Good Timing & Skill = Successful Dove Season

Taking aim at dove.

Taking aim at dove.

This is Passport to Texas

Beginning in September, dove hunters have 90 days to harvest this plentiful game bird.

We harvest over five million mourning doves annually – which is an amazing number if you think about it. We’re the number one dove harvest state in the nation.

Shaun Oldenburger, migratory shore and upland game bird program leader, says that’s just a small percentage of available birds.

We have a lot of biologists out there trapping birds right now. And we’re seeing a lot of hatch year young – juvenile birds in the population – so that means it will be a good opening season for folks getting out September first, or whenever their opening day is in their zone.

Dove hunting is “front end loaded” meaning most hunters that want to hunt… do so early in the season.

In some places, especially our north zone, pretty much by the first week in October, 90 percent of the harvest has already occurred for that zone for the season. Now, we do have a 90 day season, so it’s a long season. But, what we do is allow those other days to occur for other folks that may have an opportunity later on. We want to make those hunting seasons as flexible as possible for folks, because some people may enjoy going later when there’s not as many hunters out. So we allot a lot of flexibility for dove hunting.

Find bag limits and other hunting regulations on the Texas Parks and Wildlife website.

That’s our show, The Wildlife Restoration Program supports our series, and funds Mourning Dove Density, Distribution, and Harvest surveys in Texas.

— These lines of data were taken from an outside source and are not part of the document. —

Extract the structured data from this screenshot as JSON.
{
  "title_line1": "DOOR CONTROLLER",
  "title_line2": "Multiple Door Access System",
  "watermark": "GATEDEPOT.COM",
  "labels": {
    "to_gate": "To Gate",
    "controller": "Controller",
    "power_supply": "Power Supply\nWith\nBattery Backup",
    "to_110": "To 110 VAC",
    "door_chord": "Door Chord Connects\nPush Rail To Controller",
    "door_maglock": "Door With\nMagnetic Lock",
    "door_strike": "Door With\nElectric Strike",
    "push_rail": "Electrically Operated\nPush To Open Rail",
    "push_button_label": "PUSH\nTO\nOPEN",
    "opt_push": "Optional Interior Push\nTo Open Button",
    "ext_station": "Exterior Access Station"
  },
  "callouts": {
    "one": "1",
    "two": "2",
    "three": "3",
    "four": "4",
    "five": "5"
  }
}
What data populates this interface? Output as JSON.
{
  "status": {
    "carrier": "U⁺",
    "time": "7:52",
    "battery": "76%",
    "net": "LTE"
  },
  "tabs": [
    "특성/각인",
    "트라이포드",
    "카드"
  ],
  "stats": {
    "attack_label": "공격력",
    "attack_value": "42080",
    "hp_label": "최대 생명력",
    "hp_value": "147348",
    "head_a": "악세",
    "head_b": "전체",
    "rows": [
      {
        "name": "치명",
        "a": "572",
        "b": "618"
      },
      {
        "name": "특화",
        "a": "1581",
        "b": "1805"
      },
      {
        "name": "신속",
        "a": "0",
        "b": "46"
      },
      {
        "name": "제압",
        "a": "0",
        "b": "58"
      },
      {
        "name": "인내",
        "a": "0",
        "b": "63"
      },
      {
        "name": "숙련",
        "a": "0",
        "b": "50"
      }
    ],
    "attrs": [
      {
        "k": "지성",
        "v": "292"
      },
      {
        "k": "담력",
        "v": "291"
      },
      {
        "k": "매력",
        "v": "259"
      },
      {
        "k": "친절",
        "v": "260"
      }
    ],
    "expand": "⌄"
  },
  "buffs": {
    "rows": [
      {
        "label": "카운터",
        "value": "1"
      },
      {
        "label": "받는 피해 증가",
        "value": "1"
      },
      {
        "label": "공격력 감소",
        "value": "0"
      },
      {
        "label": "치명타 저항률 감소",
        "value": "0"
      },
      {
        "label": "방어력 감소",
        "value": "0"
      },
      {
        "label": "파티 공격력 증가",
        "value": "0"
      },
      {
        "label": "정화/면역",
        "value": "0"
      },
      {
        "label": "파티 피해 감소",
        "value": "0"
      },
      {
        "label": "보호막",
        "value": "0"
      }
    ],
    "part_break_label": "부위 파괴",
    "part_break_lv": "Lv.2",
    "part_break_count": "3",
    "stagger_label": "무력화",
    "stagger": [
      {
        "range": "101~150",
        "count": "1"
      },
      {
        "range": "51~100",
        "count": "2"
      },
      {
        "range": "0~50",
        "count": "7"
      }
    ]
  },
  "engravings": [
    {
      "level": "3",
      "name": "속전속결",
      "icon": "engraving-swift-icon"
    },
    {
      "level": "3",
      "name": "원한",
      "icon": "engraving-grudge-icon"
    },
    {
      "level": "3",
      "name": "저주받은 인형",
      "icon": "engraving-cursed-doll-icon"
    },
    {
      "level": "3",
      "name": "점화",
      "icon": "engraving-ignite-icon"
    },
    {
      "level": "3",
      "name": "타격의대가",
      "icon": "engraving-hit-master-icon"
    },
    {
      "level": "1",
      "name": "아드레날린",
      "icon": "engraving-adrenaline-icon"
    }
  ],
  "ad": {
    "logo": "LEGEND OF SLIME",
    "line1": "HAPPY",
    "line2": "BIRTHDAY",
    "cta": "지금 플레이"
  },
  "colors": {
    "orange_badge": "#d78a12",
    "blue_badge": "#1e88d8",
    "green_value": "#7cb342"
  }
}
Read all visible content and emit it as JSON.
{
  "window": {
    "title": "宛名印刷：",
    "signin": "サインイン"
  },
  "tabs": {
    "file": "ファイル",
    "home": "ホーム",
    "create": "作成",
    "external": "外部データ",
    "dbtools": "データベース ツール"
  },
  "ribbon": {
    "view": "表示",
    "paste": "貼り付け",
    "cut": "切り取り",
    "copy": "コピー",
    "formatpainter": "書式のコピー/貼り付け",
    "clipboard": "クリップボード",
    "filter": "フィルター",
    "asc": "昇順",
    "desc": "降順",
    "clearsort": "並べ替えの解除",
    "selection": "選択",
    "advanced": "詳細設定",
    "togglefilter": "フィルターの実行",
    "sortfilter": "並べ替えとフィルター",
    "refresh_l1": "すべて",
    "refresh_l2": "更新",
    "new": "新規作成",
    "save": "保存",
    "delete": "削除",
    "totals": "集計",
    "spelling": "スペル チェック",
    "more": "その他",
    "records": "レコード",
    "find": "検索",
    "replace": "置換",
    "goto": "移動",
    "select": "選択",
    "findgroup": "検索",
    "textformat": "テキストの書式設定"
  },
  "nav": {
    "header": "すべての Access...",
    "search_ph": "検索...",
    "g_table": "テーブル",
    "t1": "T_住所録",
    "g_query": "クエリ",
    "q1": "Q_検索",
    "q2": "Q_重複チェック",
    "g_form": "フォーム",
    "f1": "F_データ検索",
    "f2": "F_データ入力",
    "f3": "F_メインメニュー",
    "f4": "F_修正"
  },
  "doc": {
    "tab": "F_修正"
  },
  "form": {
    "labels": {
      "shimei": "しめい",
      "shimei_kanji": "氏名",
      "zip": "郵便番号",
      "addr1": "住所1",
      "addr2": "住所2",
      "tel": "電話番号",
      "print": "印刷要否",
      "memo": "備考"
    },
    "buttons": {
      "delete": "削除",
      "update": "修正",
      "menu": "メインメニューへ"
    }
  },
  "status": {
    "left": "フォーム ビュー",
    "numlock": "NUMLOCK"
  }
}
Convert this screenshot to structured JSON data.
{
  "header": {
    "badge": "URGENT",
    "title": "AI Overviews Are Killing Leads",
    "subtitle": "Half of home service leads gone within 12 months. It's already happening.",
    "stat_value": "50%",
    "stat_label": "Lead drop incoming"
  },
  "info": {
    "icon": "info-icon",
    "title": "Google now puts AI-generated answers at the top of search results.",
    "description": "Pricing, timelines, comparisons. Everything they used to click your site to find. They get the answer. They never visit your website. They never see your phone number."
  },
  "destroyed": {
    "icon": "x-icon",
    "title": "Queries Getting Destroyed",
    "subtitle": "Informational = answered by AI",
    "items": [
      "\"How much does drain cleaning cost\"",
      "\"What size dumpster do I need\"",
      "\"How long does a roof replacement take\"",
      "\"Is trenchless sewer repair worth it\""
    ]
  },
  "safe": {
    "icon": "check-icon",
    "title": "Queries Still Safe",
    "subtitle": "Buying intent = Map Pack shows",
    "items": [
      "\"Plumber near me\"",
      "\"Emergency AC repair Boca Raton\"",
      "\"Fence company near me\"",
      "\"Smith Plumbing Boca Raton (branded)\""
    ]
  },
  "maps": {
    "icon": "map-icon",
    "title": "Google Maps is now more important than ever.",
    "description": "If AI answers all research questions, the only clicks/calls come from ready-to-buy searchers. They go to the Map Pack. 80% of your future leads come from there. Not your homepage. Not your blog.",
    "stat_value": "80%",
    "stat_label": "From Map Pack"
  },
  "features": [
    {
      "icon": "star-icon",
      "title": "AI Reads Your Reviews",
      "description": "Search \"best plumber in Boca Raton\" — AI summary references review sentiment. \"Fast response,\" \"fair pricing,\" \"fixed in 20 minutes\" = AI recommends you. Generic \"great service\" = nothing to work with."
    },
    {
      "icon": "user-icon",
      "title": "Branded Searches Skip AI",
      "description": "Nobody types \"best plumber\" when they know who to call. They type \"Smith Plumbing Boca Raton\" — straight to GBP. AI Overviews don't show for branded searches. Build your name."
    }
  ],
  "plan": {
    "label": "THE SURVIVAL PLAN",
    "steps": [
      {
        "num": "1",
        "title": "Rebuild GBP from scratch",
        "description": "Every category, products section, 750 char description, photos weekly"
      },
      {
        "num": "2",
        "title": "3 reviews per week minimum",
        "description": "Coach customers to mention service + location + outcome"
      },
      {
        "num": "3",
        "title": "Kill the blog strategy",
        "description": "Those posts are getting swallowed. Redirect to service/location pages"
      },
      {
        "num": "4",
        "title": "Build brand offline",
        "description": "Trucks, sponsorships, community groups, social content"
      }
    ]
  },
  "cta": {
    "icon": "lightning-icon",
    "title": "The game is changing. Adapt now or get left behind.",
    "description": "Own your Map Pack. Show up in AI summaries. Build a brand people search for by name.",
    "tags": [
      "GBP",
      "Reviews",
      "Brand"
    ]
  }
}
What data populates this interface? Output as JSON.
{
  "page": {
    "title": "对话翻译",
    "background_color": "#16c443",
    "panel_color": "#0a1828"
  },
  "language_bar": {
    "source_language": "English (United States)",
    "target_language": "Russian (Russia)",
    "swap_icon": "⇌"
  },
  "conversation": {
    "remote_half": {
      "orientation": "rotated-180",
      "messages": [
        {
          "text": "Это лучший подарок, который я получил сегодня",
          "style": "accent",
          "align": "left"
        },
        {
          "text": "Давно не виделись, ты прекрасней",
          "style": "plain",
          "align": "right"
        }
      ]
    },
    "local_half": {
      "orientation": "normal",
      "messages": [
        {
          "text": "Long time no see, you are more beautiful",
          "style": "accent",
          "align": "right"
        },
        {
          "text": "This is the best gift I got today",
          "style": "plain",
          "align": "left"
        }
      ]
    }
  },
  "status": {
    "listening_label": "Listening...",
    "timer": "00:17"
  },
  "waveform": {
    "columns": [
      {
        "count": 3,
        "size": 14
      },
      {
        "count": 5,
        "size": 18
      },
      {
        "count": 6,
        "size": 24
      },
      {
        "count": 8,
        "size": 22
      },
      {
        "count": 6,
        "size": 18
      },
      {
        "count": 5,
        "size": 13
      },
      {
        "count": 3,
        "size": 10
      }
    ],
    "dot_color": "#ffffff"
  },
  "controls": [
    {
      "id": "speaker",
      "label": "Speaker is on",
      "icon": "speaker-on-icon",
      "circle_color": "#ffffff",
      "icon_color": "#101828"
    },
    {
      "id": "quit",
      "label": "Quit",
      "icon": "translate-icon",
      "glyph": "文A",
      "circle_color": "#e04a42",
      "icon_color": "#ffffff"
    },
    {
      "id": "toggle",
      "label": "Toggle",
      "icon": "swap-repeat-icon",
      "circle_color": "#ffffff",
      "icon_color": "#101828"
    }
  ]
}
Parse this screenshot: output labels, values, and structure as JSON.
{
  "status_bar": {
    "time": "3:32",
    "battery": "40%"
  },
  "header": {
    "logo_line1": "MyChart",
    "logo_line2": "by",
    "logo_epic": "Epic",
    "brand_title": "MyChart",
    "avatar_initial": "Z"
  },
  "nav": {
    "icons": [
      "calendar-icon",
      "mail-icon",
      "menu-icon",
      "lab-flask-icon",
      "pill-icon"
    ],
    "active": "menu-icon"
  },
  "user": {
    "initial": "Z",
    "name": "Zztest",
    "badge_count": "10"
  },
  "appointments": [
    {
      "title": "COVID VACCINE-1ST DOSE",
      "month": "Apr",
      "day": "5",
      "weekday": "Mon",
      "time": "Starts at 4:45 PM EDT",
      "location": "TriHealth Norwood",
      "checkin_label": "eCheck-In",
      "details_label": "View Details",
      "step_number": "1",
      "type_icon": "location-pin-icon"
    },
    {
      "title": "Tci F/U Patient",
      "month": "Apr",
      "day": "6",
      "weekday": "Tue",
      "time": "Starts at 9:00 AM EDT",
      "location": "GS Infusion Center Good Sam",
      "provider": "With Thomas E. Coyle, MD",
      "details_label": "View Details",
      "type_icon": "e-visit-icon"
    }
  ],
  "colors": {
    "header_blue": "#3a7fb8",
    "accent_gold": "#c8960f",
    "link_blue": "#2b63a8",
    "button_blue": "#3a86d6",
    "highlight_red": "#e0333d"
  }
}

For Texas Parks and Wildlife…I’m Cecilia Nasti

Leave a Reply